ChitChat, although now only for the Mac OS, was originally a cross platform Yahoo! Chat client. Even though Windows is no longer being supported, the code still compiles and runs for Windows. Programmers can learn from the code how to better support multiple platforms from one set of code.

Because ChitChat deals with the Internet, the program makes extensive use of the socket control for TCP/IP communications. Most of the communication deals with proprietary Yahoo! server commands, however the third party httpSocket class by Dan Vanderkam is used to do so. The code GostCoder uses provides the beginning programmer with advice on Internet protocols without having to duplicate the efforts of others.

One of the most beneficial learning points of ChitChat is the main message window. While running the application, one can see that ChitChat beautifully styles text sent by the end user and other chat members. What you see in REALbasic is that instead of a styled editfield, a custom canvas-based control is used. Powering that canvas is a parsing engine and a posting engine. The parsing engine, ChatFieldEngine, among other things, interprets emoticons and HTML styles for REALbasic and then forwards the information to the posting engine. The posting engine places the new styled "text" into the canvas. Although the code looks confusing, the process is very speedy and the display is smooth.

Much of the code in ChitChat is antiquated. Those who have spent many years programming with the various versions of REALbasic may have used several interface "tricks" to support features REALbasic lacked. For example, when balloon help was deprecated in favor of "tool tips," programmers created a borderless window with a yellow background to simulate a tool tip window. When mice with scroll wheels became popular, programmers created canvas controls to compensate. As REALbasic has advanced, support for the aforementioned items has been added, yet these tricks are still used with ChitChat. These hacks slow down the performance of the application greatly and clutter the project with redundant code. The most current release of ChitChat was compiled with REALbasic 5.5 so there is no reason for keeping the hacks.
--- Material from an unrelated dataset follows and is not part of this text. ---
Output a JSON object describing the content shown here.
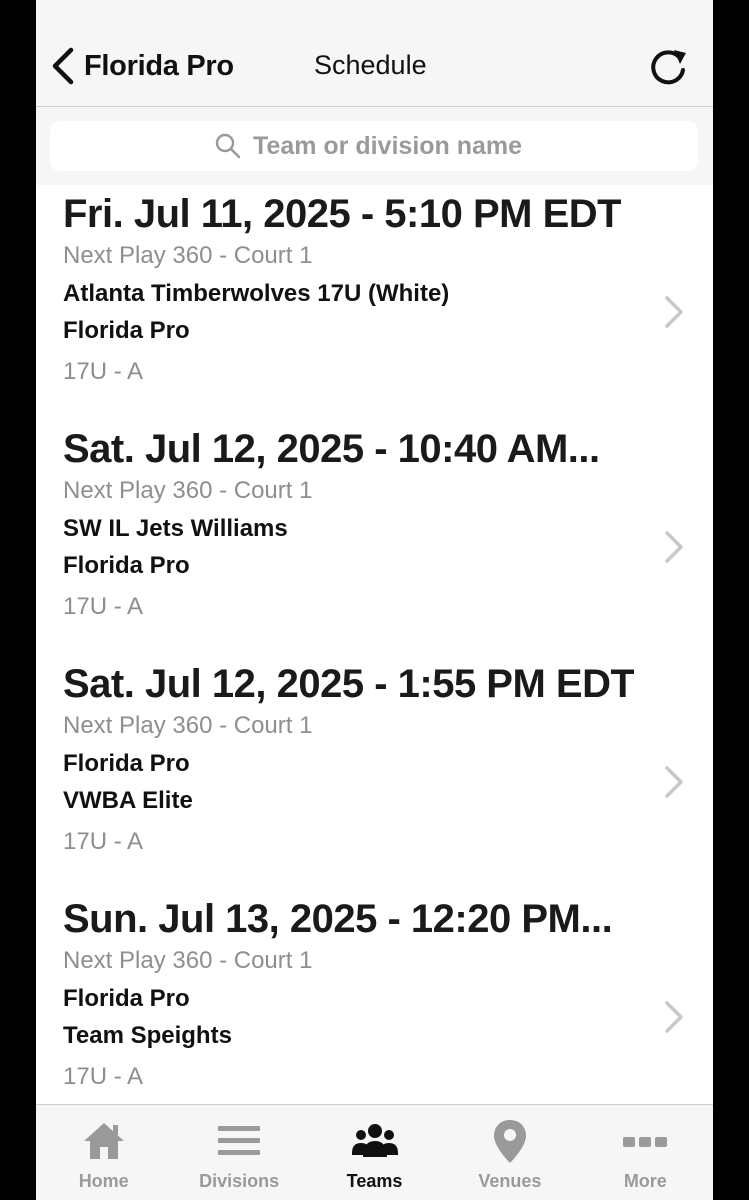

Supporting projects like ChitChat is important to the success of the open source movement. Although full of needless code, ChitChat provides for an excellent learning opportunity and a great alternative to other applications.

End of article.